> [Task instructions]
Which lines of the records contain the word "primary"? Show each of them.

Stored data entries:
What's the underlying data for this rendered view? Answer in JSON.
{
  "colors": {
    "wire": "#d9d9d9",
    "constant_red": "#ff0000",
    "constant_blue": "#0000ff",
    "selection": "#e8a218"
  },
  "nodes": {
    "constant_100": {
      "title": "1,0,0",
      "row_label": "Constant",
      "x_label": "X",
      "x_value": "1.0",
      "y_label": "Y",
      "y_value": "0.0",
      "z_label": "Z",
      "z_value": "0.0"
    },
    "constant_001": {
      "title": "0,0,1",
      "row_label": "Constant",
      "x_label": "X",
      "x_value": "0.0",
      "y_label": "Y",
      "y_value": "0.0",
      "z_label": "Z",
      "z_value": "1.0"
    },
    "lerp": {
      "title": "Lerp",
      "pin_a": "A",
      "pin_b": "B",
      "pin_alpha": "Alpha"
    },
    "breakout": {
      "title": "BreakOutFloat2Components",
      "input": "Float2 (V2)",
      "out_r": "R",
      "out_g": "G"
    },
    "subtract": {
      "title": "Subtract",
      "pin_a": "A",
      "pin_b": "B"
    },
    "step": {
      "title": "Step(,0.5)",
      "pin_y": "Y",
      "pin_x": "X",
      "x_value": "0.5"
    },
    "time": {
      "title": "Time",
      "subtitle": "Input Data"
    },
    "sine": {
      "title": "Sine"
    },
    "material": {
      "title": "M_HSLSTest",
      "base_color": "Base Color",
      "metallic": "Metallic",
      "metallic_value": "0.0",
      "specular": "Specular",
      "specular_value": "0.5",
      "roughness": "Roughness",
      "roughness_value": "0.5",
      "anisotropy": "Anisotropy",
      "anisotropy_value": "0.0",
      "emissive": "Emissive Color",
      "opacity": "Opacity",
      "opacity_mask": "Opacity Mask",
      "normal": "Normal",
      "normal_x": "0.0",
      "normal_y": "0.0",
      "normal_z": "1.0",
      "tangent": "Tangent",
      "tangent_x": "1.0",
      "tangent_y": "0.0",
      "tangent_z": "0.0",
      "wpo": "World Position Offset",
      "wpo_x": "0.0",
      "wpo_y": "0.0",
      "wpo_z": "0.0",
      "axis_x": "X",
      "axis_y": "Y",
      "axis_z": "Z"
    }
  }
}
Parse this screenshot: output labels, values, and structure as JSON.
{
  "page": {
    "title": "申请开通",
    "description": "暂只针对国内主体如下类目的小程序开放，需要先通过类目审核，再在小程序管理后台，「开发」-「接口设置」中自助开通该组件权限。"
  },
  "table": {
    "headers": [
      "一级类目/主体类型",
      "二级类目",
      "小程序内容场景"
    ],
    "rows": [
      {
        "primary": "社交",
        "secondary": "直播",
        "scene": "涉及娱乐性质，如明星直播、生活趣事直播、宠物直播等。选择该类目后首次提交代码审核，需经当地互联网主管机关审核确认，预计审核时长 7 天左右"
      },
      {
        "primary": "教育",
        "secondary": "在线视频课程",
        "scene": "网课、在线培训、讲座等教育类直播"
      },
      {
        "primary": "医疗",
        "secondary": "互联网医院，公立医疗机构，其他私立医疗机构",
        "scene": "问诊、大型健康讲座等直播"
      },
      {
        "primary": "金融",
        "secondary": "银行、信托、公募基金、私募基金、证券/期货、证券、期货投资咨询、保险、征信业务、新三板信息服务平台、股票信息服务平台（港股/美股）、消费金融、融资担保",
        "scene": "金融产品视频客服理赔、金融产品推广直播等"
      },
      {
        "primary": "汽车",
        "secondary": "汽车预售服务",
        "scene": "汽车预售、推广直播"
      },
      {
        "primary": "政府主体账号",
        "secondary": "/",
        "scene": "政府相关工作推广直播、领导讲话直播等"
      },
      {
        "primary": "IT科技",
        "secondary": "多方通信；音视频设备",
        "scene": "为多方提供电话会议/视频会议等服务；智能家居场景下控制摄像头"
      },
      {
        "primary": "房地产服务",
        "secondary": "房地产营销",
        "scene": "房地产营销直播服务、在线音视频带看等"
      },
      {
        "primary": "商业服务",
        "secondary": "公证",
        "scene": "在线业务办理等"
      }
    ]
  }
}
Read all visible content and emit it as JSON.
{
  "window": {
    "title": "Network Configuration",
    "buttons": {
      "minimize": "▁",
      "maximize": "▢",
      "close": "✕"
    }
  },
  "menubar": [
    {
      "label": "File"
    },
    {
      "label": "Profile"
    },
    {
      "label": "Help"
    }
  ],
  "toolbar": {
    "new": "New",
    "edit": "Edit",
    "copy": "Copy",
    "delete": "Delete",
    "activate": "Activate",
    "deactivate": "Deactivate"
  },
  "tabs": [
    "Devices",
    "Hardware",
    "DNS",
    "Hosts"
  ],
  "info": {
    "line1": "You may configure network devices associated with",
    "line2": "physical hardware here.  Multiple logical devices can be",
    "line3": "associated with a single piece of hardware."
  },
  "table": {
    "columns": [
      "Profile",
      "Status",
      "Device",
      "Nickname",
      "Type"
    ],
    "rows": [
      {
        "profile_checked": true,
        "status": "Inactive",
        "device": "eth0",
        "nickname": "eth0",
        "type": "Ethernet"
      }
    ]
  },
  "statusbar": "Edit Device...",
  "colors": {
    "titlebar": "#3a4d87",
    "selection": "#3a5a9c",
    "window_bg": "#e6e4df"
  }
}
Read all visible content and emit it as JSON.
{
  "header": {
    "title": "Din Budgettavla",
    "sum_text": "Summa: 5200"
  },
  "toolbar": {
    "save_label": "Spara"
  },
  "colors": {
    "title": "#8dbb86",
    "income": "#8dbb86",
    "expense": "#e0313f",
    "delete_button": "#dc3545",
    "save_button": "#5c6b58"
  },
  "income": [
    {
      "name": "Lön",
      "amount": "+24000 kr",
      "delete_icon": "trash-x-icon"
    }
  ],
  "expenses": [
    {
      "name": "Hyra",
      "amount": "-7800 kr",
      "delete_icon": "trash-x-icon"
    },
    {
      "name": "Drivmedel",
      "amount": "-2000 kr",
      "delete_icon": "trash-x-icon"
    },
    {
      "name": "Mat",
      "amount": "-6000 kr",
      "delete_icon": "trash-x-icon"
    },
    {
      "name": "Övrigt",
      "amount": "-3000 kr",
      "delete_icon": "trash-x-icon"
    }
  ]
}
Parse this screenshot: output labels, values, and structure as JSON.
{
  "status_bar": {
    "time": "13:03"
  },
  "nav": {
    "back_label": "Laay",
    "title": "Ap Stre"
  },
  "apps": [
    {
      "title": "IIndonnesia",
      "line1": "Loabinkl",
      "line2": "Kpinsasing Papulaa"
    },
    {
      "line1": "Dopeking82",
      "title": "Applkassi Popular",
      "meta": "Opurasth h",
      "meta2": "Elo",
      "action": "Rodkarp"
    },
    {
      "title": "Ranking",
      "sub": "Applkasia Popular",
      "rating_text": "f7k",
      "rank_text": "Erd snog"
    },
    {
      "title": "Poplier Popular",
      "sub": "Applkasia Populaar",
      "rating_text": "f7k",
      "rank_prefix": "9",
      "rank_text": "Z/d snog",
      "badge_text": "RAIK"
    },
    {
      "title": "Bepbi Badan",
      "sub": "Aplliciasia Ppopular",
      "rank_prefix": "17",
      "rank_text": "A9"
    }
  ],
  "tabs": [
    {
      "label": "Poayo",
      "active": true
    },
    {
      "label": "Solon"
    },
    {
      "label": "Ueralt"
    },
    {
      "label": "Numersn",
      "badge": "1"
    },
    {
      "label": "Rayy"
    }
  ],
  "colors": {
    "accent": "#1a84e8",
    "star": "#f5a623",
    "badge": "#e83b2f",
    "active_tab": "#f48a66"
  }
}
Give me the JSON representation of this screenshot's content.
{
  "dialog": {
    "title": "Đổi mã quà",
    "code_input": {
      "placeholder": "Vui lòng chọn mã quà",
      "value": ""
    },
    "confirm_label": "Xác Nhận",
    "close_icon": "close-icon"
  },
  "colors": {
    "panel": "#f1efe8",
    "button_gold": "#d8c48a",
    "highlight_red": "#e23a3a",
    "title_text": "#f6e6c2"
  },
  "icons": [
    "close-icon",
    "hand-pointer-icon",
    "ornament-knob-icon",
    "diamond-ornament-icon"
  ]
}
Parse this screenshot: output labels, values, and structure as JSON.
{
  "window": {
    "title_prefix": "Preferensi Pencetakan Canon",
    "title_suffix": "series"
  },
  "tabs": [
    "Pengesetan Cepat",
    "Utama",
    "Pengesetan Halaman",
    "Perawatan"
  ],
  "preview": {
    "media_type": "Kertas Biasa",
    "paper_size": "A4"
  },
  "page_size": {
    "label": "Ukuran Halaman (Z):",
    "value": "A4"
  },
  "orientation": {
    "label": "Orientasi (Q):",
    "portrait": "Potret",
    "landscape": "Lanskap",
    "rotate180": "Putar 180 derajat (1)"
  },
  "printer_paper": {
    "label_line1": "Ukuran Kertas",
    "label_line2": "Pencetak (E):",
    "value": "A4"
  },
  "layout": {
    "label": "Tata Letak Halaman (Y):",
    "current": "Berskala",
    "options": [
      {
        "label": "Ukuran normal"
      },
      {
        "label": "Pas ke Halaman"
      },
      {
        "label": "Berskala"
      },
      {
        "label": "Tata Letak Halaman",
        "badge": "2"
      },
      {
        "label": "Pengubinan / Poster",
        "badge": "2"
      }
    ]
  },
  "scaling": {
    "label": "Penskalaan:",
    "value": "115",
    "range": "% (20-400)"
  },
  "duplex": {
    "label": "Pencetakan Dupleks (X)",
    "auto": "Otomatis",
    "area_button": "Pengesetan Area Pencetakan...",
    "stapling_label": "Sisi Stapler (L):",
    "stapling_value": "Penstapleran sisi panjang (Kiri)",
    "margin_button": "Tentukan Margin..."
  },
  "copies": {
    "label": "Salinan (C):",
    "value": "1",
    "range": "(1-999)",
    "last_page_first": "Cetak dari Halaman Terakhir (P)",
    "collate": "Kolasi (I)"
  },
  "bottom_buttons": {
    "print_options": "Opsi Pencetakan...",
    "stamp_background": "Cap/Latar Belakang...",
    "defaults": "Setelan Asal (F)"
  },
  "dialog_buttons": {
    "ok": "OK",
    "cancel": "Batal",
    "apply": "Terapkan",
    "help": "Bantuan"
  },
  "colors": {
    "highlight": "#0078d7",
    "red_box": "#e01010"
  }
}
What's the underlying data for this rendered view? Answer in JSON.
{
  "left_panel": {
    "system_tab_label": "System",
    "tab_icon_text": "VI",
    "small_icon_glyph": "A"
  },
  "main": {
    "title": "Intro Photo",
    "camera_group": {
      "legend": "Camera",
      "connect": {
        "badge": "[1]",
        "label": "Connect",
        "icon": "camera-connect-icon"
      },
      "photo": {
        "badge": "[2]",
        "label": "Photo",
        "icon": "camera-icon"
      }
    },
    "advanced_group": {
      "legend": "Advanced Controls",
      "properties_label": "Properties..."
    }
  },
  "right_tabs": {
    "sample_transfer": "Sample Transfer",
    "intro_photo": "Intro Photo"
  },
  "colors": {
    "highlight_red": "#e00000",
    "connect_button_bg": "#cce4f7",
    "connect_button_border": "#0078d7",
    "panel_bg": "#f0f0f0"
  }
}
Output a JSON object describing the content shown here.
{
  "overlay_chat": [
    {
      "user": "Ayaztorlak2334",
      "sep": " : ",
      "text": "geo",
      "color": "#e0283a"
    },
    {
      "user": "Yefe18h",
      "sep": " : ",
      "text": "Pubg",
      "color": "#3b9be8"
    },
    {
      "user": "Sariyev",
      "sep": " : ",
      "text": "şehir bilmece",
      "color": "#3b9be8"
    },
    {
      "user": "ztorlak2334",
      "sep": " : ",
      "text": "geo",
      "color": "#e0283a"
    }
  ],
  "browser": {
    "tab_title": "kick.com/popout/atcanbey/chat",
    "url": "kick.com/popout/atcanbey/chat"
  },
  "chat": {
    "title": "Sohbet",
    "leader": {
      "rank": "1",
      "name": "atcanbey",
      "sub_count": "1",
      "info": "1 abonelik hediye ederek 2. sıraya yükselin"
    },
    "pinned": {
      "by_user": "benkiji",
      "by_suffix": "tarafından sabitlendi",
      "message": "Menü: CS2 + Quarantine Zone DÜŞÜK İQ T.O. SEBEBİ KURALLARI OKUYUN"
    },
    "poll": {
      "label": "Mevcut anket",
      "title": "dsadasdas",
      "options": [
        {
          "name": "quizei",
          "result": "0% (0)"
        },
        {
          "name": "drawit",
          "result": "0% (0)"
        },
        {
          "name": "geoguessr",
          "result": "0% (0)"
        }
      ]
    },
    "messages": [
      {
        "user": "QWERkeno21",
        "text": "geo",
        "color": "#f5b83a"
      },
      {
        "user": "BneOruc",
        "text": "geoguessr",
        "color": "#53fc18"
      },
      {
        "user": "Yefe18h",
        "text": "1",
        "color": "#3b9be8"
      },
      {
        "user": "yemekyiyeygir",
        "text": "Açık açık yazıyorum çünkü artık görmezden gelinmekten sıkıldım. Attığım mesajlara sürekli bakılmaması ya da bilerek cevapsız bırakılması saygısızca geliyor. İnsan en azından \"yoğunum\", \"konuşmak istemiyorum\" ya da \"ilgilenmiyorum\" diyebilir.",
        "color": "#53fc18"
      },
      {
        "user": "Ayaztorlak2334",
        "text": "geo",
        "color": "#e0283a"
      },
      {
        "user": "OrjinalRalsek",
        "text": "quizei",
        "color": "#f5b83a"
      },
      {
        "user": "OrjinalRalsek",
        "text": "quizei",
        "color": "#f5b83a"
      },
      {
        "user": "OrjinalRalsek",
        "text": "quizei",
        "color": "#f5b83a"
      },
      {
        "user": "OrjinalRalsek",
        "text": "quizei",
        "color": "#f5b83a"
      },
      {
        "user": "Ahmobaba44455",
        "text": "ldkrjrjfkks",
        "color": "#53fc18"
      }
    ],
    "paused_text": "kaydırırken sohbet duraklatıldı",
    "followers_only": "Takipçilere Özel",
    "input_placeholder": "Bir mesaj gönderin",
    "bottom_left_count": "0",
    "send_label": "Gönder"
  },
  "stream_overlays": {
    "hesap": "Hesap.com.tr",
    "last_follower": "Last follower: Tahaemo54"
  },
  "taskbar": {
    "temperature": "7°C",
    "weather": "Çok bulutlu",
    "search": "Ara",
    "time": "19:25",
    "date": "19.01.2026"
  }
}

> [Reply]
        "primary": "社交",
        "primary": "教育",
        "primary": "医疗",
        "primary": "金融",
        "primary": "汽车",
        "primary": "政府主体账号",
        "primary": "IT科技",
        "primary": "房地产服务",
        "primary": "商业服务",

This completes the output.